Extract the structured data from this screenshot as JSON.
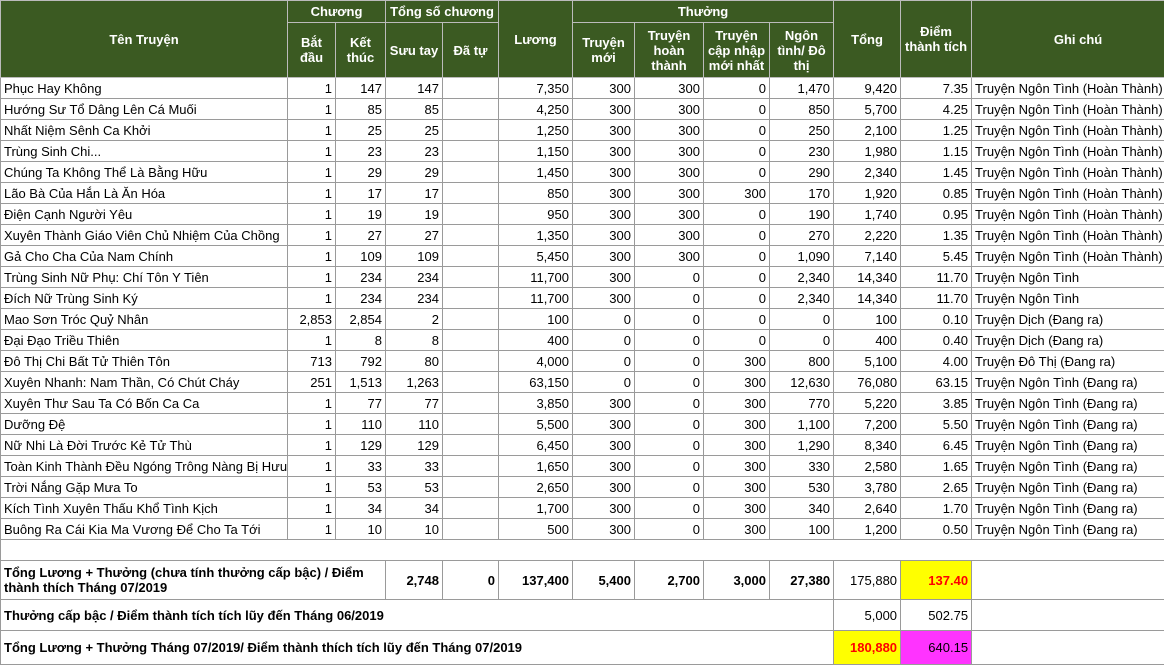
{
  "headers": {
    "ten_truyen": "Tên Truyện",
    "chuong": "Chương",
    "bat_dau": "Bắt đầu",
    "ket_thuc": "Kết thúc",
    "tong_so_chuong": "Tổng số chương",
    "suu_tay": "Sưu tay",
    "da_tu": "Đã tự",
    "luong": "Lương",
    "thuong": "Thưởng",
    "truyen_moi": "Truyện mới",
    "truyen_hoan_thanh": "Truyện hoàn thành",
    "truyen_cap_nhap": "Truyện cập nhập mới nhất",
    "ngon_tinh": "Ngôn tình/ Đô thị",
    "tong": "Tổng",
    "diem": "Điểm thành tích",
    "ghi_chu": "Ghi chú"
  },
  "rows": [
    {
      "name": "Phục Hay Không",
      "start": "1",
      "end": "147",
      "suu": "147",
      "tu": "",
      "luong": "7,350",
      "moi": "300",
      "hoan": "300",
      "capnhap": "0",
      "ngon": "1,470",
      "tong": "9,420",
      "diem": "7.35",
      "note": "Truyện Ngôn Tình (Hoàn Thành)"
    },
    {
      "name": "Hướng Sư Tổ Dâng Lên Cá Muối",
      "start": "1",
      "end": "85",
      "suu": "85",
      "tu": "",
      "luong": "4,250",
      "moi": "300",
      "hoan": "300",
      "capnhap": "0",
      "ngon": "850",
      "tong": "5,700",
      "diem": "4.25",
      "note": "Truyện Ngôn Tình (Hoàn Thành)"
    },
    {
      "name": "Nhất Niệm Sênh Ca Khởi",
      "start": "1",
      "end": "25",
      "suu": "25",
      "tu": "",
      "luong": "1,250",
      "moi": "300",
      "hoan": "300",
      "capnhap": "0",
      "ngon": "250",
      "tong": "2,100",
      "diem": "1.25",
      "note": "Truyện Ngôn Tình (Hoàn Thành)"
    },
    {
      "name": "Trùng Sinh Chi...",
      "start": "1",
      "end": "23",
      "suu": "23",
      "tu": "",
      "luong": "1,150",
      "moi": "300",
      "hoan": "300",
      "capnhap": "0",
      "ngon": "230",
      "tong": "1,980",
      "diem": "1.15",
      "note": "Truyện Ngôn Tình (Hoàn Thành)"
    },
    {
      "name": "Chúng Ta Không Thể Là Bằng Hữu",
      "start": "1",
      "end": "29",
      "suu": "29",
      "tu": "",
      "luong": "1,450",
      "moi": "300",
      "hoan": "300",
      "capnhap": "0",
      "ngon": "290",
      "tong": "2,340",
      "diem": "1.45",
      "note": "Truyện Ngôn Tình (Hoàn Thành)"
    },
    {
      "name": "Lão Bà Của Hắn Là Ăn Hóa",
      "start": "1",
      "end": "17",
      "suu": "17",
      "tu": "",
      "luong": "850",
      "moi": "300",
      "hoan": "300",
      "capnhap": "300",
      "ngon": "170",
      "tong": "1,920",
      "diem": "0.85",
      "note": "Truyện Ngôn Tình (Hoàn Thành)"
    },
    {
      "name": "Điện Cạnh Người Yêu",
      "start": "1",
      "end": "19",
      "suu": "19",
      "tu": "",
      "luong": "950",
      "moi": "300",
      "hoan": "300",
      "capnhap": "0",
      "ngon": "190",
      "tong": "1,740",
      "diem": "0.95",
      "note": "Truyện Ngôn Tình (Hoàn Thành)"
    },
    {
      "name": "Xuyên Thành Giáo Viên Chủ Nhiệm Của Chồng",
      "start": "1",
      "end": "27",
      "suu": "27",
      "tu": "",
      "luong": "1,350",
      "moi": "300",
      "hoan": "300",
      "capnhap": "0",
      "ngon": "270",
      "tong": "2,220",
      "diem": "1.35",
      "note": "Truyện Ngôn Tình (Hoàn Thành)"
    },
    {
      "name": "Gả Cho Cha Của Nam Chính",
      "start": "1",
      "end": "109",
      "suu": "109",
      "tu": "",
      "luong": "5,450",
      "moi": "300",
      "hoan": "300",
      "capnhap": "0",
      "ngon": "1,090",
      "tong": "7,140",
      "diem": "5.45",
      "note": "Truyện Ngôn Tình (Hoàn Thành)"
    },
    {
      "name": "Trùng Sinh Nữ Phụ: Chí Tôn Y Tiên",
      "start": "1",
      "end": "234",
      "suu": "234",
      "tu": "",
      "luong": "11,700",
      "moi": "300",
      "hoan": "0",
      "capnhap": "0",
      "ngon": "2,340",
      "tong": "14,340",
      "diem": "11.70",
      "note": "Truyện Ngôn Tình"
    },
    {
      "name": "Đích Nữ Trùng Sinh Ký",
      "start": "1",
      "end": "234",
      "suu": "234",
      "tu": "",
      "luong": "11,700",
      "moi": "300",
      "hoan": "0",
      "capnhap": "0",
      "ngon": "2,340",
      "tong": "14,340",
      "diem": "11.70",
      "note": "Truyện Ngôn Tình"
    },
    {
      "name": "Mao Sơn Tróc Quỷ Nhân",
      "start": "2,853",
      "end": "2,854",
      "suu": "2",
      "tu": "",
      "luong": "100",
      "moi": "0",
      "hoan": "0",
      "capnhap": "0",
      "ngon": "0",
      "tong": "100",
      "diem": "0.10",
      "note": "Truyện Dịch (Đang ra)"
    },
    {
      "name": "Đại Đạo Triều Thiên",
      "start": "1",
      "end": "8",
      "suu": "8",
      "tu": "",
      "luong": "400",
      "moi": "0",
      "hoan": "0",
      "capnhap": "0",
      "ngon": "0",
      "tong": "400",
      "diem": "0.40",
      "note": "Truyện Dịch (Đang ra)"
    },
    {
      "name": "Đô Thị Chi Bất Tử Thiên Tôn",
      "start": "713",
      "end": "792",
      "suu": "80",
      "tu": "",
      "luong": "4,000",
      "moi": "0",
      "hoan": "0",
      "capnhap": "300",
      "ngon": "800",
      "tong": "5,100",
      "diem": "4.00",
      "note": "Truyện Đô Thị (Đang ra)"
    },
    {
      "name": "Xuyên Nhanh: Nam Thần, Có Chút Cháy",
      "start": "251",
      "end": "1,513",
      "suu": "1,263",
      "tu": "",
      "luong": "63,150",
      "moi": "0",
      "hoan": "0",
      "capnhap": "300",
      "ngon": "12,630",
      "tong": "76,080",
      "diem": "63.15",
      "note": "Truyện Ngôn Tình (Đang ra)"
    },
    {
      "name": "Xuyên Thư Sau Ta Có Bốn Ca Ca",
      "start": "1",
      "end": "77",
      "suu": "77",
      "tu": "",
      "luong": "3,850",
      "moi": "300",
      "hoan": "0",
      "capnhap": "300",
      "ngon": "770",
      "tong": "5,220",
      "diem": "3.85",
      "note": "Truyện Ngôn Tình (Đang ra)"
    },
    {
      "name": "Dưỡng Đệ",
      "start": "1",
      "end": "110",
      "suu": "110",
      "tu": "",
      "luong": "5,500",
      "moi": "300",
      "hoan": "0",
      "capnhap": "300",
      "ngon": "1,100",
      "tong": "7,200",
      "diem": "5.50",
      "note": "Truyện Ngôn Tình (Đang ra)"
    },
    {
      "name": "Nữ Nhi Là Đời Trước Kẻ Tử Thù",
      "start": "1",
      "end": "129",
      "suu": "129",
      "tu": "",
      "luong": "6,450",
      "moi": "300",
      "hoan": "0",
      "capnhap": "300",
      "ngon": "1,290",
      "tong": "8,340",
      "diem": "6.45",
      "note": "Truyện Ngôn Tình (Đang ra)"
    },
    {
      "name": "Toàn Kinh Thành Đều Ngóng Trông Nàng Bị Hưu",
      "start": "1",
      "end": "33",
      "suu": "33",
      "tu": "",
      "luong": "1,650",
      "moi": "300",
      "hoan": "0",
      "capnhap": "300",
      "ngon": "330",
      "tong": "2,580",
      "diem": "1.65",
      "note": "Truyện Ngôn Tình (Đang ra)"
    },
    {
      "name": "Trời Nắng Gặp Mưa To",
      "start": "1",
      "end": "53",
      "suu": "53",
      "tu": "",
      "luong": "2,650",
      "moi": "300",
      "hoan": "0",
      "capnhap": "300",
      "ngon": "530",
      "tong": "3,780",
      "diem": "2.65",
      "note": "Truyện Ngôn Tình (Đang ra)"
    },
    {
      "name": "Kích Tình Xuyên Thấu Khổ Tình Kịch",
      "start": "1",
      "end": "34",
      "suu": "34",
      "tu": "",
      "luong": "1,700",
      "moi": "300",
      "hoan": "0",
      "capnhap": "300",
      "ngon": "340",
      "tong": "2,640",
      "diem": "1.70",
      "note": "Truyện Ngôn Tình (Đang ra)"
    },
    {
      "name": "Buông Ra Cái Kia Ma Vương Để Cho Ta Tới",
      "start": "1",
      "end": "10",
      "suu": "10",
      "tu": "",
      "luong": "500",
      "moi": "300",
      "hoan": "0",
      "capnhap": "300",
      "ngon": "100",
      "tong": "1,200",
      "diem": "0.50",
      "note": "Truyện Ngôn Tình (Đang ra)"
    }
  ],
  "summary": {
    "row1": {
      "label": "Tổng Lương + Thưởng (chưa tính thưởng cấp bậc) / Điểm thành thích Tháng 07/2019",
      "suu": "2,748",
      "tu": "0",
      "luong": "137,400",
      "moi": "5,400",
      "hoan": "2,700",
      "capnhap": "3,000",
      "ngon": "27,380",
      "tong": "175,880",
      "diem": "137.40"
    },
    "row2": {
      "label": "Thưởng cấp bậc / Điểm thành tích tích lũy đến Tháng 06/2019",
      "tong": "5,000",
      "diem": "502.75"
    },
    "row3": {
      "label": "Tổng Lương + Thưởng Tháng 07/2019/ Điểm thành thích tích lũy đến Tháng 07/2019",
      "tong": "180,880",
      "diem": "640.15"
    }
  },
  "colors": {
    "header_bg": "#3b5a22",
    "highlight_yellow": "#ffff00",
    "highlight_magenta": "#ff33ff",
    "red_text": "#ff0000"
  }
}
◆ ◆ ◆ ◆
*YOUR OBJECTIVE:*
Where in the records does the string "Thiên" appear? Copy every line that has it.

*WRITTEN ANSWER:*
      "name": "Đại Đạo Triều Thiên",
      "name": "Đô Thị Chi Bất Tử Thiên Tôn",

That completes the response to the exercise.